My Lords, does the Minister agree that although the evidence from the study leading to the introduction of screening between the ages of 50 and 73 was strong, the evidence for screening beyond 73 exists only in observational studies carried out in the United States and Australia? Would it therefore not be wise to ask NICE to conduct the same type of study it carried out before and assess the cost-benefit analysis, which includes the health benefits, relating to women over 73 who are offered regular mammography?
On the NICE review, NHS England has asked Sir Mike Richards to lead a review of the current cancer screening programmes and diagnostic capacity. He will make initial recommendations by Easter this year and the review should be finalised in the summer of 2019. The review aims to further improve the delivery of the screening programmes, increase uptake and learn lessons from the review and recent issues. I cannot say any more until the review has completed its work.
My Lords, has the department carried out any research—and if not, will it do so—into the number of women, like me, who were diagnosed with breast cancer on the final routine mammogram for which they were called? If the number is substantial, surely that indicates that the age range for the routine screening service should be extended, particularly in the light of the fact that we are all getting older.
My Lords, I can only refer the noble Baroness to the answer that I gave previously, but I am delighted that her issue was picked up and dealt with effectively in routine screening—I am pleased to hear that. However, as I said, once we know the results of the AgeX trial we can consider any other issues that may emerge.
My Lords, for the second time in a week, the noble Baroness has denied evidence that exists. The evidence from New York—a recent study—clearly shows that screening of women over 75 is valuable. Moreover, most of those cancers—about 85%—are invasive. The problem, of course, is that all cancers are more common in older people. Is it worth while paying for mammography, or is it better to pay for the surgery afterwards?
My Lords, I agree entirely with the noble Lord, Lord Winston. It is always better to do preventive care. I am a passionate believer in that, and so is the department. As I said, however, the reality is that peer reviews in this country demonstrate different evidence. At the moment, we can only look at peer-based evidence and reviews undertaken by clinicians and researchers.
Absolutely not, my Lords. Screening has to be evidence based, there are very clear criteria, and where there is a need, we will endeavour to do it. It is not about inequality or accessibility. If any lady, whatever her age, including women over the age of 73, feels that she has an issue when she is examining herself and there are abnormalities in the breast, she can refer herself to a GP or self-refer for screening. Women are openly and freely able to do it every three years and can be seen more often if the need arises.
My Lords, will the Minister please return to that question? My noble friend asked what value the state and the NHS are putting on the lives of older women, because they are not included in the screening programme. Surely that is a question that she and her colleagues need to ask themselves.
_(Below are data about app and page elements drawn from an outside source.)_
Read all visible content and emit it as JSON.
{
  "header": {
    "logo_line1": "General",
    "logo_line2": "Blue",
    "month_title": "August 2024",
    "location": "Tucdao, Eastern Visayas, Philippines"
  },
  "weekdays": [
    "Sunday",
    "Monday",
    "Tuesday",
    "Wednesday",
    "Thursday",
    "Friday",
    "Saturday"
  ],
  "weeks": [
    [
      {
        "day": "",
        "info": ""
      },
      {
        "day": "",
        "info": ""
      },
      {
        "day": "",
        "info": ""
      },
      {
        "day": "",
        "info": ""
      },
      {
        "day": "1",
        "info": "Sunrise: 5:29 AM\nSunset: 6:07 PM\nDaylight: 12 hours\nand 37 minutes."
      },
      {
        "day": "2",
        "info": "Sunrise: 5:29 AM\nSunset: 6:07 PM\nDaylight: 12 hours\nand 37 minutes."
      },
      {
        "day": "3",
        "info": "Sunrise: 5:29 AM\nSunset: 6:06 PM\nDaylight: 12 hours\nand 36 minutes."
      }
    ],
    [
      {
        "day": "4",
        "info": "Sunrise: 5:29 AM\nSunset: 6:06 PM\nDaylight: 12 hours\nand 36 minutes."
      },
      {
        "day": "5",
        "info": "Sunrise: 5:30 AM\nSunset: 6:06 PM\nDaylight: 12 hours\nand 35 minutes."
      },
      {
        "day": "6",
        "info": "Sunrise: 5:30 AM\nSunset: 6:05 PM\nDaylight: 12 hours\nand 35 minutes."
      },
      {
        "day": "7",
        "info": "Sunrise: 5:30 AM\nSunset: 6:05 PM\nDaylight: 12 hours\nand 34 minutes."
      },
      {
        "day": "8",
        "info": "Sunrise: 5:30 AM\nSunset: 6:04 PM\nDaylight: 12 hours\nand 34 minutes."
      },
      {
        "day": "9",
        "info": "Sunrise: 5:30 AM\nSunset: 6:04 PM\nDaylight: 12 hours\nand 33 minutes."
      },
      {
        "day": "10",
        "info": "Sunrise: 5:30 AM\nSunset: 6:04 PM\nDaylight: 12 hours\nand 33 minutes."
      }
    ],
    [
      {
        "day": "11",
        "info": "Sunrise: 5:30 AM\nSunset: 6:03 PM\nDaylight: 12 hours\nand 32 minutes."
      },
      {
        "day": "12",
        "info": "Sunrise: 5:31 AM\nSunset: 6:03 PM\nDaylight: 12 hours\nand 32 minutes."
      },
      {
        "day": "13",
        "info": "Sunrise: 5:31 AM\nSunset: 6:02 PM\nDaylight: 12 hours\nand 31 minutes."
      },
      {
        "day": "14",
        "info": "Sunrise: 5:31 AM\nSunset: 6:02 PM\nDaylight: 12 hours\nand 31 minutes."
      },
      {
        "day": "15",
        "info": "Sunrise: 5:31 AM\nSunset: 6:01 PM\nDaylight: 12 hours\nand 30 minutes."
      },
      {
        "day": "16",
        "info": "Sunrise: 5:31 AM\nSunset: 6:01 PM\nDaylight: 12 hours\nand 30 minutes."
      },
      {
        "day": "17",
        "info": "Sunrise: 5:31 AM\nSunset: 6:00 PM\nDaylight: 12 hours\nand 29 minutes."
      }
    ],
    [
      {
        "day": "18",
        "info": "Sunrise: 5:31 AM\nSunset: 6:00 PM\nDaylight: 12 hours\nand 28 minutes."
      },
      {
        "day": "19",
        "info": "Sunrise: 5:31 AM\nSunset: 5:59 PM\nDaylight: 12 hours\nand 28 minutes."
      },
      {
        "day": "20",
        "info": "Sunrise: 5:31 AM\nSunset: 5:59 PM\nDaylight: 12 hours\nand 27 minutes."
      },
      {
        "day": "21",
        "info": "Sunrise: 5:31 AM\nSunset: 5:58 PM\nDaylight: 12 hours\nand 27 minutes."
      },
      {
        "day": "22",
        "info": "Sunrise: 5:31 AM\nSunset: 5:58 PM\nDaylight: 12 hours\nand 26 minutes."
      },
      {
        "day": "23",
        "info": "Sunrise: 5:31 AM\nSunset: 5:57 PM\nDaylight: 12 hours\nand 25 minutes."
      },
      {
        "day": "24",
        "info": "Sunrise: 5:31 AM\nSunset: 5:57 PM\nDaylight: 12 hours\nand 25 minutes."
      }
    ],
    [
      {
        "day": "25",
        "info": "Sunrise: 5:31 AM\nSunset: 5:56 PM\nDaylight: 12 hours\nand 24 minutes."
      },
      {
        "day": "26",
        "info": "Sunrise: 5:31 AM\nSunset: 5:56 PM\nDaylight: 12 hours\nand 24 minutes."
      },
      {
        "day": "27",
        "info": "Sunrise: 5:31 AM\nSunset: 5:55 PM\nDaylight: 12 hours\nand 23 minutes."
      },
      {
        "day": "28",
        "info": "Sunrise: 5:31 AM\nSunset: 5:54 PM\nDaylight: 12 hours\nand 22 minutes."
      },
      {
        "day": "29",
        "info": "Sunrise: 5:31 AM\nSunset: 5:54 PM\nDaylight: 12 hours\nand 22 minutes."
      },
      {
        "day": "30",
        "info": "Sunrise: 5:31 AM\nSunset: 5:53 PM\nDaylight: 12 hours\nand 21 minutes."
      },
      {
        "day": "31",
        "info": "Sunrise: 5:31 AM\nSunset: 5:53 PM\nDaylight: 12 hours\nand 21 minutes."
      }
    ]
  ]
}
My Lords, we place the same value on everyone’s life. No one life is more important than the next. I have already answered the noble Baroness on that. We will endeavour to do everything possible to save lives where we can and where evidence demands it.